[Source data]

┄┄┄┄┄┄┄┄┄┄┄┄┄┄┄┄┄┄┄┄

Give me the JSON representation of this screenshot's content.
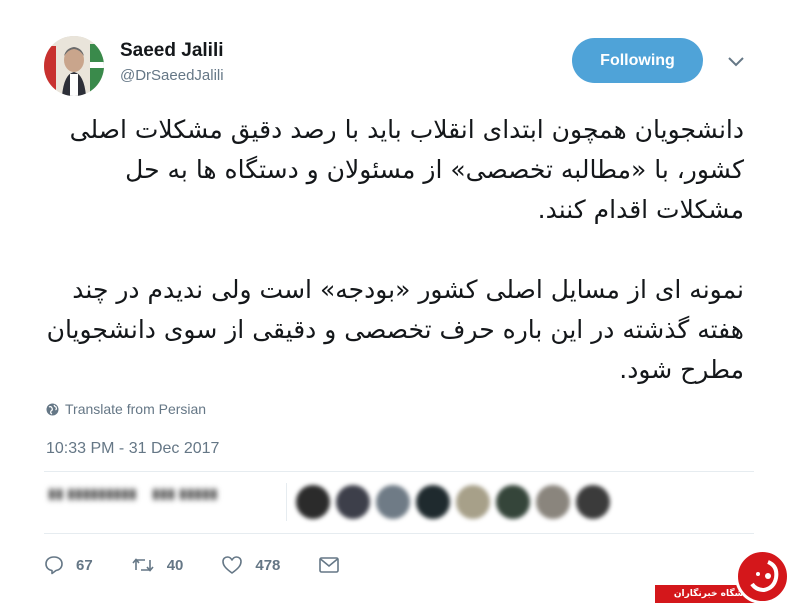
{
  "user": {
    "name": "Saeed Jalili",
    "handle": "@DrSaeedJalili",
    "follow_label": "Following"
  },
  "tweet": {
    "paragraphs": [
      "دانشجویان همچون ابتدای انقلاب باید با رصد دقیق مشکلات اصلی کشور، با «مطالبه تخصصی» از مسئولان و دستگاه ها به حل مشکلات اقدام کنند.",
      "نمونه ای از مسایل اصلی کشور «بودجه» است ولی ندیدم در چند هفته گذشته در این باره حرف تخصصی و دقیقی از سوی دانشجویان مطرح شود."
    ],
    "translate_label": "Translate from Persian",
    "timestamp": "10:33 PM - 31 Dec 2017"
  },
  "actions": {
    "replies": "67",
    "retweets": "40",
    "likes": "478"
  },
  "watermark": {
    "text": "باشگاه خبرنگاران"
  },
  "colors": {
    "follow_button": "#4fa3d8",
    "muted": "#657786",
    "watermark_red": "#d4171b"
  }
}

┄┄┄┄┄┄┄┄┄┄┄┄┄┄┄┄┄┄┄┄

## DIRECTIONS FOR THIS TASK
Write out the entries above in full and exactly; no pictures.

## RESPONSE TO THE EXERCISE
Give me the JSON representation of this screenshot's content.
{
  "user": {
    "name": "Saeed Jalili",
    "handle": "@DrSaeedJalili",
    "follow_label": "Following"
  },
  "tweet": {
    "paragraphs": [
      "دانشجویان همچون ابتدای انقلاب باید با رصد دقیق مشکلات اصلی کشور، با «مطالبه تخصصی» از مسئولان و دستگاه ها به حل مشکلات اقدام کنند.",
      "نمونه ای از مسایل اصلی کشور «بودجه» است ولی ندیدم در چند هفته گذشته در این باره حرف تخصصی و دقیقی از سوی دانشجویان مطرح شود."
    ],
    "translate_label": "Translate from Persian",
    "timestamp": "10:33 PM - 31 Dec 2017"
  },
  "actions": {
    "replies": "67",
    "retweets": "40",
    "likes": "478"
  },
  "watermark": {
    "text": "باشگاه خبرنگاران"
  },
  "colors": {
    "follow_button": "#4fa3d8",
    "muted": "#657786",
    "watermark_red": "#d4171b"
  }
}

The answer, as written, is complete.